Task statement »
Please restate the data exactly, from the first line to the last.

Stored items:

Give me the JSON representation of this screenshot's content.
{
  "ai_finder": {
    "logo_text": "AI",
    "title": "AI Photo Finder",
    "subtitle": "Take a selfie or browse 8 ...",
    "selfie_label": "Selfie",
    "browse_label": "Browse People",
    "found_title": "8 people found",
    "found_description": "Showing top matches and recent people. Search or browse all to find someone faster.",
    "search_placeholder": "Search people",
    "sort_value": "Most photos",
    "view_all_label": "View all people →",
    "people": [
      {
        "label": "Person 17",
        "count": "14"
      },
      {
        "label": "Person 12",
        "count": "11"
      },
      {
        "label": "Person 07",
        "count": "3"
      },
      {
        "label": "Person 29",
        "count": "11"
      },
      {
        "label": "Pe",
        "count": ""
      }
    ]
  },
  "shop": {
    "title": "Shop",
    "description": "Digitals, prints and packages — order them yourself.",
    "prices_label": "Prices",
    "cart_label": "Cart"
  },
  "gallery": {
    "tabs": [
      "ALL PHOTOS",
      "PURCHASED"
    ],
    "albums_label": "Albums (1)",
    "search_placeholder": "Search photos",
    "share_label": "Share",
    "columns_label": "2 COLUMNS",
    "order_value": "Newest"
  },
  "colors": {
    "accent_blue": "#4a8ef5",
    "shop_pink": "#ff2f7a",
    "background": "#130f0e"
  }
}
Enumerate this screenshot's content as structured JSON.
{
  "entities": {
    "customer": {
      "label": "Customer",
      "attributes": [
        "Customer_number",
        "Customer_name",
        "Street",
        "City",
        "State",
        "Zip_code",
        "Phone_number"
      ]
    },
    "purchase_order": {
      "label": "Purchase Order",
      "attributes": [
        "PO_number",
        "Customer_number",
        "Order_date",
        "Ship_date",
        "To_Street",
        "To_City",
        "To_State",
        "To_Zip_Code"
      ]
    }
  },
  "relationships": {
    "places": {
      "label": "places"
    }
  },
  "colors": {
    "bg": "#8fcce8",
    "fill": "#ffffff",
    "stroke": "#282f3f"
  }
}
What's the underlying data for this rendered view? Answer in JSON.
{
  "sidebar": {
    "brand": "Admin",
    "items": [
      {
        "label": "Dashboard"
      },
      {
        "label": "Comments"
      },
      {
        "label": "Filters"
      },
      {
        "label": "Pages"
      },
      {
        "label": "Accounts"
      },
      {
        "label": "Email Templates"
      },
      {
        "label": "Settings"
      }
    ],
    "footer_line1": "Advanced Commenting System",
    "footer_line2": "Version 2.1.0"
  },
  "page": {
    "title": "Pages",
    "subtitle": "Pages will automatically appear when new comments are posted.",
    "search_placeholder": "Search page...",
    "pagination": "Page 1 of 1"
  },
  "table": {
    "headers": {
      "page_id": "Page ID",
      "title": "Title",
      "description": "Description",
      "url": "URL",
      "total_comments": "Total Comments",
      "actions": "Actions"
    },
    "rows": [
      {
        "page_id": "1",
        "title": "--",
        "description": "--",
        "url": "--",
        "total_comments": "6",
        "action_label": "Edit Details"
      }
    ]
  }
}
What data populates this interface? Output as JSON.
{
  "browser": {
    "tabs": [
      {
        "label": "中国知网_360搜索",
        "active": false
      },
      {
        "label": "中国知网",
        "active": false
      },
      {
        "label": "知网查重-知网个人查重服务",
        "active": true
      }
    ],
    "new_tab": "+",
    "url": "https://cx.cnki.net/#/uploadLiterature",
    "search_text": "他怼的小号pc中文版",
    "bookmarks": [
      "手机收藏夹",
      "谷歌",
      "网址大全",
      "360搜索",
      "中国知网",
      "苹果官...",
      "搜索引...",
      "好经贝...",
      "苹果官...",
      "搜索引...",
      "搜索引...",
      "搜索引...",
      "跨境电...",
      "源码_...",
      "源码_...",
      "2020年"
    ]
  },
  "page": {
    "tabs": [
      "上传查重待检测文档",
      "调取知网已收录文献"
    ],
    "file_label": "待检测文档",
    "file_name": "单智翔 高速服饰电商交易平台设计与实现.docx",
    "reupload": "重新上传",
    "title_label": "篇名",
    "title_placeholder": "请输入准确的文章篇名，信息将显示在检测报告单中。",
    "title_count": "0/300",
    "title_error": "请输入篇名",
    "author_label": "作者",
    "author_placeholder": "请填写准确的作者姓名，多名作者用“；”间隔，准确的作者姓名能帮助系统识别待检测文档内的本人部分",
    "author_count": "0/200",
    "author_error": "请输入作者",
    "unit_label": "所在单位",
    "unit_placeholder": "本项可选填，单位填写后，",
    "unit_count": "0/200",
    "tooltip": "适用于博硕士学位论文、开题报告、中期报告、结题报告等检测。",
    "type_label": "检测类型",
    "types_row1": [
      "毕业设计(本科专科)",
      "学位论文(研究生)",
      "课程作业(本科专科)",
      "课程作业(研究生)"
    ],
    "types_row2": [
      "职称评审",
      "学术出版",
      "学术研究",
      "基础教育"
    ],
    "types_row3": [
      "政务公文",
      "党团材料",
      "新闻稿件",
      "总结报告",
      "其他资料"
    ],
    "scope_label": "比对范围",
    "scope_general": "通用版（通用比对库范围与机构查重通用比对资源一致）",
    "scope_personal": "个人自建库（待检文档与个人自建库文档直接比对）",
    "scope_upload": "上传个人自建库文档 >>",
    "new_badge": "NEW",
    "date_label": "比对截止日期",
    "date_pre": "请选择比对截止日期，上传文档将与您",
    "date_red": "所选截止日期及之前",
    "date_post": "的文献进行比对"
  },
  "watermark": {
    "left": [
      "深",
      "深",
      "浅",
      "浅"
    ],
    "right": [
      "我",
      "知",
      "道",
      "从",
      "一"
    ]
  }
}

Task result »
Give me the JSON representation of this screenshot's content.
{
  "ai_finder": {
    "logo_text": "AI",
    "title": "AI Photo Finder",
    "subtitle": "Take a selfie or browse 8 ...",
    "selfie_label": "Selfie",
    "browse_label": "Browse People",
    "found_title": "8 people found",
    "found_description": "Showing top matches and recent people. Search or browse all to find someone faster.",
    "search_placeholder": "Search people",
    "sort_value": "Most photos",
    "view_all_label": "View all people →",
    "people": [
      {
        "label": "Person 17",
        "count": "14"
      },
      {
        "label": "Person 12",
        "count": "11"
      },
      {
        "label": "Person 07",
        "count": "3"
      },
      {
        "label": "Person 29",
        "count": "11"
      },
      {
        "label": "Pe",
        "count": ""
      }
    ]
  },
  "shop": {
    "title": "Shop",
    "description": "Digitals, prints and packages — order them yourself.",
    "prices_label": "Prices",
    "cart_label": "Cart"
  },
  "gallery": {
    "tabs": [
      "ALL PHOTOS",
      "PURCHASED"
    ],
    "albums_label": "Albums (1)",
    "search_placeholder": "Search photos",
    "share_label": "Share",
    "columns_label": "2 COLUMNS",
    "order_value": "Newest"
  },
  "colors": {
    "accent_blue": "#4a8ef5",
    "shop_pink": "#ff2f7a",
    "background": "#130f0e"
  }
}
Enumerate this screenshot's content as structured JSON.
{
  "entities": {
    "customer": {
      "label": "Customer",
      "attributes": [
        "Customer_number",
        "Customer_name",
        "Street",
        "City",
        "State",
        "Zip_code",
        "Phone_number"
      ]
    },
    "purchase_order": {
      "label": "Purchase Order",
      "attributes": [
        "PO_number",
        "Customer_number",
        "Order_date",
        "Ship_date",
        "To_Street",
        "To_City",
        "To_State",
        "To_Zip_Code"
      ]
    }
  },
  "relationships": {
    "places": {
      "label": "places"
    }
  },
  "colors": {
    "bg": "#8fcce8",
    "fill": "#ffffff",
    "stroke": "#282f3f"
  }
}
What's the underlying data for this rendered view? Answer in JSON.
{
  "sidebar": {
    "brand": "Admin",
    "items": [
      {
        "label": "Dashboard"
      },
      {
        "label": "Comments"
      },
      {
        "label": "Filters"
      },
      {
        "label": "Pages"
      },
      {
        "label": "Accounts"
      },
      {
        "label": "Email Templates"
      },
      {
        "label": "Settings"
      }
    ],
    "footer_line1": "Advanced Commenting System",
    "footer_line2": "Version 2.1.0"
  },
  "page": {
    "title": "Pages",
    "subtitle": "Pages will automatically appear when new comments are posted.",
    "search_placeholder": "Search page...",
    "pagination": "Page 1 of 1"
  },
  "table": {
    "headers": {
      "page_id": "Page ID",
      "title": "Title",
      "description": "Description",
      "url": "URL",
      "total_comments": "Total Comments",
      "actions": "Actions"
    },
    "rows": [
      {
        "page_id": "1",
        "title": "--",
        "description": "--",
        "url": "--",
        "total_comments": "6",
        "action_label": "Edit Details"
      }
    ]
  }
}
What data populates this interface? Output as JSON.
{
  "browser": {
    "tabs": [
      {
        "label": "中国知网_360搜索",
        "active": false
      },
      {
        "label": "中国知网",
        "active": false
      },
      {
        "label": "知网查重-知网个人查重服务",
        "active": true
      }
    ],
    "new_tab": "+",
    "url": "https://cx.cnki.net/#/uploadLiterature",
    "search_text": "他怼的小号pc中文版",
    "bookmarks": [
      "手机收藏夹",
      "谷歌",
      "网址大全",
      "360搜索",
      "中国知网",
      "苹果官...",
      "搜索引...",
      "好经贝...",
      "苹果官...",
      "搜索引...",
      "搜索引...",
      "搜索引...",
      "跨境电...",
      "源码_...",
      "源码_...",
      "2020年"
    ]
  },
  "page": {
    "tabs": [
      "上传查重待检测文档",
      "调取知网已收录文献"
    ],
    "file_label": "待检测文档",
    "file_name": "单智翔 高速服饰电商交易平台设计与实现.docx",
    "reupload": "重新上传",
    "title_label": "篇名",
    "title_placeholder": "请输入准确的文章篇名，信息将显示在检测报告单中。",
    "title_count": "0/300",
    "title_error": "请输入篇名",
    "author_label": "作者",
    "author_placeholder": "请填写准确的作者姓名，多名作者用“；”间隔，准确的作者姓名能帮助系统识别待检测文档内的本人部分",
    "author_count": "0/200",
    "author_error": "请输入作者",
    "unit_label": "所在单位",
    "unit_placeholder": "本项可选填，单位填写后，",
    "unit_count": "0/200",
    "tooltip": "适用于博硕士学位论文、开题报告、中期报告、结题报告等检测。",
    "type_label": "检测类型",
    "types_row1": [
      "毕业设计(本科专科)",
      "学位论文(研究生)",
      "课程作业(本科专科)",
      "课程作业(研究生)"
    ],
    "types_row2": [
      "职称评审",
      "学术出版",
      "学术研究",
      "基础教育"
    ],
    "types_row3": [
      "政务公文",
      "党团材料",
      "新闻稿件",
      "总结报告",
      "其他资料"
    ],
    "scope_label": "比对范围",
    "scope_general": "通用版（通用比对库范围与机构查重通用比对资源一致）",
    "scope_personal": "个人自建库（待检文档与个人自建库文档直接比对）",
    "scope_upload": "上传个人自建库文档 >>",
    "new_badge": "NEW",
    "date_label": "比对截止日期",
    "date_pre": "请选择比对截止日期，上传文档将与您",
    "date_red": "所选截止日期及之前",
    "date_post": "的文献进行比对"
  },
  "watermark": {
    "left": [
      "深",
      "深",
      "浅",
      "浅"
    ],
    "right": [
      "我",
      "知",
      "道",
      "从",
      "一"
    ]
  }
}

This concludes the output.